- Entries from a dataset of interfaces
┌──
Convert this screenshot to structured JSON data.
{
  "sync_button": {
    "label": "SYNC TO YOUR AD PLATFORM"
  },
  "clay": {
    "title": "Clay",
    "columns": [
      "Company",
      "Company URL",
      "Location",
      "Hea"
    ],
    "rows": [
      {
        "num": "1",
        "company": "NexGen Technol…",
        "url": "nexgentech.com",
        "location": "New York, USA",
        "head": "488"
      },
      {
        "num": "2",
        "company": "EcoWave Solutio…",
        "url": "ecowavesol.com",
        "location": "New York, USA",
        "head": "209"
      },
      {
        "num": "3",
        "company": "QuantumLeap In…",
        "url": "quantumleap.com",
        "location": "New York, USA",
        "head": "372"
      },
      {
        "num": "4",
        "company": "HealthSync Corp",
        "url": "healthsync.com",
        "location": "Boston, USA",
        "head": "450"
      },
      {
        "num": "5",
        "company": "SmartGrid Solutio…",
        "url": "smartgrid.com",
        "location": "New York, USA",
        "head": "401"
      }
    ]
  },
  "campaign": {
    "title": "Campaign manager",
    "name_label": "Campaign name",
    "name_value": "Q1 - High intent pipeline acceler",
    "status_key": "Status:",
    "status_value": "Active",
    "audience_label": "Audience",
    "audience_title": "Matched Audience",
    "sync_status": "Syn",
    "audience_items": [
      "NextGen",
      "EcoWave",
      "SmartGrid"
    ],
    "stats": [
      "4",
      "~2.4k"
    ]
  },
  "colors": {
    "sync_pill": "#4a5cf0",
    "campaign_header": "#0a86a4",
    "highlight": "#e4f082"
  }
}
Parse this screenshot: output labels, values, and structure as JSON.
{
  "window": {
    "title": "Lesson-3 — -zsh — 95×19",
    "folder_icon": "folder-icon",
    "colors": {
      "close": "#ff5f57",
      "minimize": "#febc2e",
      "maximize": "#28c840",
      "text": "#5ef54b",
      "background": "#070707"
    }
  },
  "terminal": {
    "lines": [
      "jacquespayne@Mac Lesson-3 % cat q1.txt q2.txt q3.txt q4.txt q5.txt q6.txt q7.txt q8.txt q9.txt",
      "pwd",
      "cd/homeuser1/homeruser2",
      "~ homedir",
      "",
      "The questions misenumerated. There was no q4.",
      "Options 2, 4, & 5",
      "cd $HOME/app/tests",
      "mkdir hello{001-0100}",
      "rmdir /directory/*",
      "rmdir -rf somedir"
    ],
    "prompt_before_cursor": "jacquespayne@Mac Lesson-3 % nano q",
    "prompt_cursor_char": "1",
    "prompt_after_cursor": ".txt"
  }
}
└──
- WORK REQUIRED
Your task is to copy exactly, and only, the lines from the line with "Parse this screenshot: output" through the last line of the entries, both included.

- FINISHED EXERCISE
Parse this screenshot: output labels, values, and structure as JSON.
{
  "window": {
    "title": "Lesson-3 — -zsh — 95×19",
    "folder_icon": "folder-icon",
    "colors": {
      "close": "#ff5f57",
      "minimize": "#febc2e",
      "maximize": "#28c840",
      "text": "#5ef54b",
      "background": "#070707"
    }
  },
  "terminal": {
    "lines": [
      "jacquespayne@Mac Lesson-3 % cat q1.txt q2.txt q3.txt q4.txt q5.txt q6.txt q7.txt q8.txt q9.txt",
      "pwd",
      "cd/homeuser1/homeruser2",
      "~ homedir",
      "",
      "The questions misenumerated. There was no q4.",
      "Options 2, 4, & 5",
      "cd $HOME/app/tests",
      "mkdir hello{001-0100}",
      "rmdir /directory/*",
      "rmdir -rf somedir"
    ],
    "prompt_before_cursor": "jacquespayne@Mac Lesson-3 % nano q",
    "prompt_cursor_char": "1",
    "prompt_after_cursor": ".txt"
  }
}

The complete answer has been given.